Insider 6/30/2010

In the most recent issue of No Quarter Magazine, studio painter Matt Dipietro wrote an excellent article on Cryx speed-painting techniques that the staff used to paint a huge army of undead nastiness in time for Adepticon 2010.

My major contribution was painting several units of thralls, including my favorite Bane Thralls. The experience was so much fun I immediately picked up six full units of them and set off to make an Epic Goreshade Theme Force full of Bane Thrall goodness.

However you already know how to paint Bane Thralls to a great standard with very little effort thanks to NQ 31. What I want to talk about is how to take that tutorial and apply it to other models and projects. As such, I’m going to do a brief rundown on how I applied many of those techniques to my Epic Goreshade. Typically, I’ll spend 2 to 3 hours on a character model. However, when the opportunity arose to match my Goreshade list against GutsnGears host Sam Sedgi’s Retribution list headed up by Lord Ghyrrshyld at the PG Invitational, I only had a couple of hours to assemble and paint Goreshade before heading off to Privateer for the game. I started at 7:30 A.M., and by 9:00 A.M. I had before my eyes this:

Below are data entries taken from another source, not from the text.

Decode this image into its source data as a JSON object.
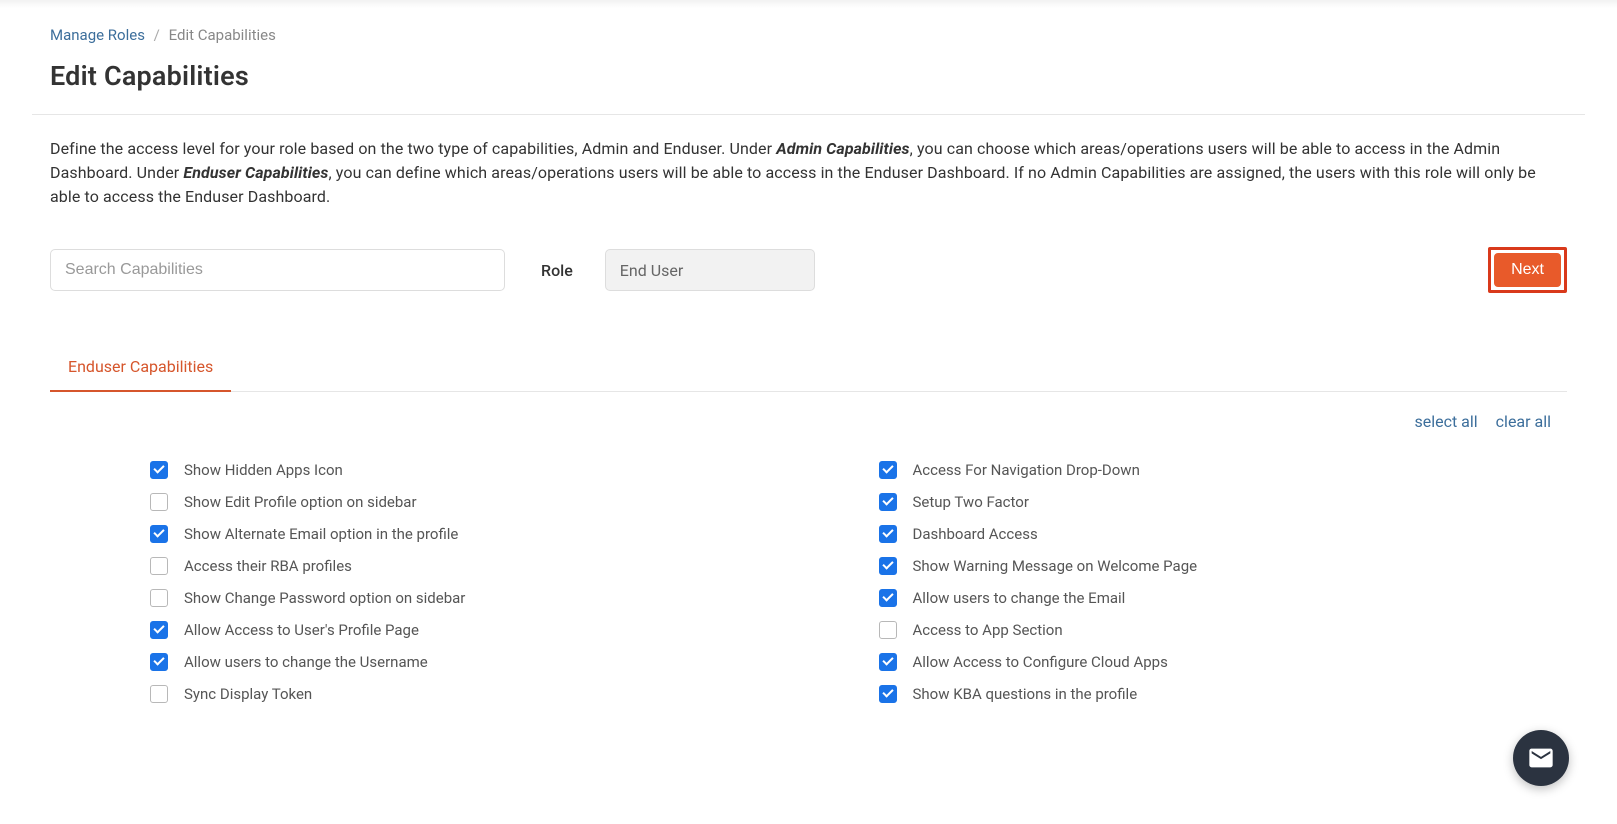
{
  "breadcrumb": {
    "root": "Manage Roles",
    "current": "Edit Capabilities"
  },
  "page_title": "Edit Capabilities",
  "description": {
    "part1": "Define the access level for your role based on the two type of capabilities, Admin and Enduser. Under ",
    "bold1": "Admin Capabilities",
    "part2": ", you can choose which areas/operations users will be able to access in the Admin Dashboard. Under ",
    "bold2": "Enduser Capabilities",
    "part3": ", you can define which areas/operations users will be able to access in the Enduser Dashboard. If no Admin Capabilities are assigned, the users with this role will only be able to access the Enduser Dashboard."
  },
  "search": {
    "placeholder": "Search Capabilities"
  },
  "role": {
    "label": "Role",
    "value": "End User"
  },
  "next_label": "Next",
  "tab": {
    "label": "Enduser Capabilities"
  },
  "actions": {
    "select_all": "select all",
    "clear_all": "clear all"
  },
  "capabilities_left": [
    {
      "label": "Show Hidden Apps Icon",
      "checked": true
    },
    {
      "label": "Show Edit Profile option on sidebar",
      "checked": false
    },
    {
      "label": "Show Alternate Email option in the profile",
      "checked": true
    },
    {
      "label": "Access their RBA profiles",
      "checked": false
    },
    {
      "label": "Show Change Password option on sidebar",
      "checked": false
    },
    {
      "label": "Allow Access to User's Profile Page",
      "checked": true
    },
    {
      "label": "Allow users to change the Username",
      "checked": true
    },
    {
      "label": "Sync Display Token",
      "checked": false
    }
  ],
  "capabilities_right": [
    {
      "label": "Access For Navigation Drop-Down",
      "checked": true
    },
    {
      "label": "Setup Two Factor",
      "checked": true
    },
    {
      "label": "Dashboard Access",
      "checked": true
    },
    {
      "label": "Show Warning Message on Welcome Page",
      "checked": true
    },
    {
      "label": "Allow users to change the Email",
      "checked": true
    },
    {
      "label": "Access to App Section",
      "checked": false
    },
    {
      "label": "Allow Access to Configure Cloud Apps",
      "checked": true
    },
    {
      "label": "Show KBA questions in the profile",
      "checked": true
    }
  ]
}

I started off by priming the whole model black and then over-coating it with white P3 primer. Then I pulled out the bottle of brown wash that Matt discusses in the NQ article and washed all the metal areas and stonework. Once that dried, I dry-brushed the armor with P3 Pig Iron and the areas I wanted gold (including the vent plates, sword hilt, and exhaust pipes) with Blighted gold. I also painted Goreshade’s hair with Bastion Grey, which I’ve discovered is a fantastic basecoat when using a wash technique to paint black cloth and hair. Once that was done, I washed the Pig Iron and hair with a very thin wash of Armor Wash and washed the Blighted Gold with a thin wash of the magic brown wash from earlier (you’ll quickly come to find I love this stuff; just like bacon, it makes everything better).

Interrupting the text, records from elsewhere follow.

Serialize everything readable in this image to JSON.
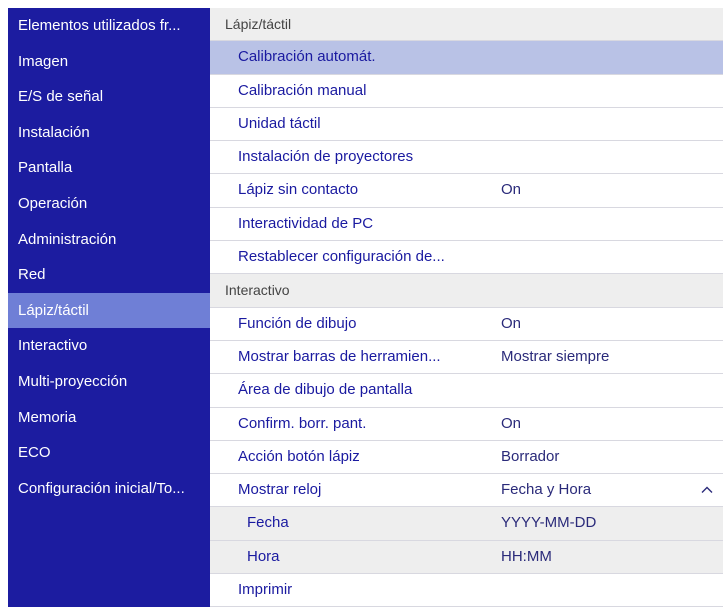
{
  "sidebar": {
    "items": [
      {
        "label": "Elementos utilizados fr..."
      },
      {
        "label": "Imagen"
      },
      {
        "label": "E/S de señal"
      },
      {
        "label": "Instalación"
      },
      {
        "label": "Pantalla"
      },
      {
        "label": "Operación"
      },
      {
        "label": "Administración"
      },
      {
        "label": "Red"
      },
      {
        "label": "Lápiz/táctil",
        "active": true
      },
      {
        "label": "Interactivo"
      },
      {
        "label": "Multi-proyección"
      },
      {
        "label": "Memoria"
      },
      {
        "label": "ECO"
      },
      {
        "label": "Configuración inicial/To..."
      }
    ]
  },
  "main": {
    "section1": {
      "header": "Lápiz/táctil",
      "rows": [
        {
          "label": "Calibración automát.",
          "value": ""
        },
        {
          "label": "Calibración manual",
          "value": ""
        },
        {
          "label": "Unidad táctil",
          "value": ""
        },
        {
          "label": "Instalación de proyectores",
          "value": ""
        },
        {
          "label": "Lápiz sin contacto",
          "value": "On"
        },
        {
          "label": "Interactividad de PC",
          "value": ""
        },
        {
          "label": "Restablecer configuración de...",
          "value": ""
        }
      ]
    },
    "section2": {
      "header": "Interactivo",
      "rows": [
        {
          "label": "Función de dibujo",
          "value": "On"
        },
        {
          "label": "Mostrar barras de herramien...",
          "value": "Mostrar siempre"
        },
        {
          "label": "Área de dibujo de pantalla",
          "value": ""
        },
        {
          "label": "Confirm. borr. pant.",
          "value": "On"
        },
        {
          "label": "Acción botón lápiz",
          "value": "Borrador"
        },
        {
          "label": "Mostrar reloj",
          "value": "Fecha y Hora"
        },
        {
          "label": "Fecha",
          "value": "YYYY-MM-DD"
        },
        {
          "label": "Hora",
          "value": "HH:MM"
        },
        {
          "label": "Imprimir",
          "value": ""
        }
      ]
    },
    "clock_expanded_icon": "chevron-up-icon"
  },
  "colors": {
    "sidebar_bg": "#1c1ca0",
    "sidebar_active": "#6f7fd6",
    "row_selected": "#b9c2e6",
    "row_text": "#1a1aa0"
  }
}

At this point I was 30 minutes in and had over half the model done! I then made a wash from Bane Base and washed both the outer cloak and inner cloak. Five minutes later what had seemed an impossible task was now ahead of schedule. I then drybrushed the stonework with Ironhull grey and washed it with Armor Wash. For the sword, I washed it with Arcane Blue and then shaded it with a wash of Cygnar Blue Highlight. Once that was dry, I used thinned down Morrow White to highlight. I also used the same technique on the Morrowan symbol on the shattered stonework.
Last but not least was the host of faces. I painted all the unfortunate Precursor faces with Midlund Flesh and washed with, what else, the brown wash. Menoth White Highlight was used for the teeth. Goreshade’s face was painted using the same technique for thrall flesh found in the NQ article with an added highlight step of Thrall Flesh and Ryn Flesh at about 1:1.

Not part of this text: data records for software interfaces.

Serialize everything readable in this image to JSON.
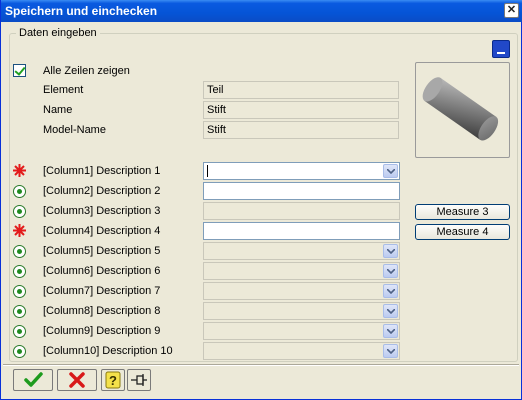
{
  "window": {
    "title": "Speichern und einchecken"
  },
  "group": {
    "legend": "Daten eingeben"
  },
  "show_all_rows": {
    "label": "Alle Zeilen zeigen",
    "checked": true
  },
  "info_fields": [
    {
      "label": "Element",
      "value": "Teil"
    },
    {
      "label": "Name",
      "value": "Stift"
    },
    {
      "label": "Model-Name",
      "value": "Stift"
    }
  ],
  "rows": [
    {
      "label": "[Column1] Description 1",
      "marker": "required-star",
      "control": "combo",
      "active": true,
      "value": ""
    },
    {
      "label": "[Column2] Description 2",
      "marker": "optional-dot",
      "control": "text",
      "value": ""
    },
    {
      "label": "[Column3] Description 3",
      "marker": "optional-dot",
      "control": "text-disabled",
      "value": ""
    },
    {
      "label": "[Column4] Description 4",
      "marker": "required-star",
      "control": "text",
      "value": ""
    },
    {
      "label": "[Column5] Description 5",
      "marker": "optional-dot",
      "control": "combo",
      "value": ""
    },
    {
      "label": "[Column6] Description 6",
      "marker": "optional-dot",
      "control": "combo",
      "value": ""
    },
    {
      "label": "[Column7] Description 7",
      "marker": "optional-dot",
      "control": "combo",
      "value": ""
    },
    {
      "label": "[Column8] Description 8",
      "marker": "optional-dot",
      "control": "combo",
      "value": ""
    },
    {
      "label": "[Column9] Description 9",
      "marker": "optional-dot",
      "control": "combo",
      "value": ""
    },
    {
      "label": "[Column10] Description 10",
      "marker": "optional-dot",
      "control": "combo",
      "value": ""
    }
  ],
  "measure_buttons": {
    "measure3": "Measure 3",
    "measure4": "Measure 4"
  },
  "toolbar": {
    "ok_icon": "green-check-icon",
    "cancel_icon": "red-x-icon",
    "help_icon": "help-icon",
    "pin_icon": "pin-icon"
  },
  "colors": {
    "required": "#e31b1b",
    "optional": "#1f8a1f",
    "title": "#0554d6"
  }
}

Finally it was time for the necrotite glow that comes standard with all things Cryx. I painted Menoth White base over everything that would glow and then used the necrotite wash detailed in NQ. However, because I was working with such fine detail lines, I didn’t thin down the wash with water. Instead, I painted it on and then used a clean, slightly damp brush to wick away some of the wash, letting the Menoth White Highlight show through.
And there you go. At 8:45 A.M. Goreshade was being sealed with matte varnish and by 9 A.M., I was off for my match with Sam.
I hope this has inspired you to take the techniques you’ve learned and discover new ways to apply them to your own models. I know the basics I learned from Matt on speed-painting have made their way into almost everything I do, including even my non-speed-painting techniques.
Oh, and don’t worry, I haven’t forgotten about my promise to show you the completed Warpwolf Stalker. He’s just around the corner.

’Til next time!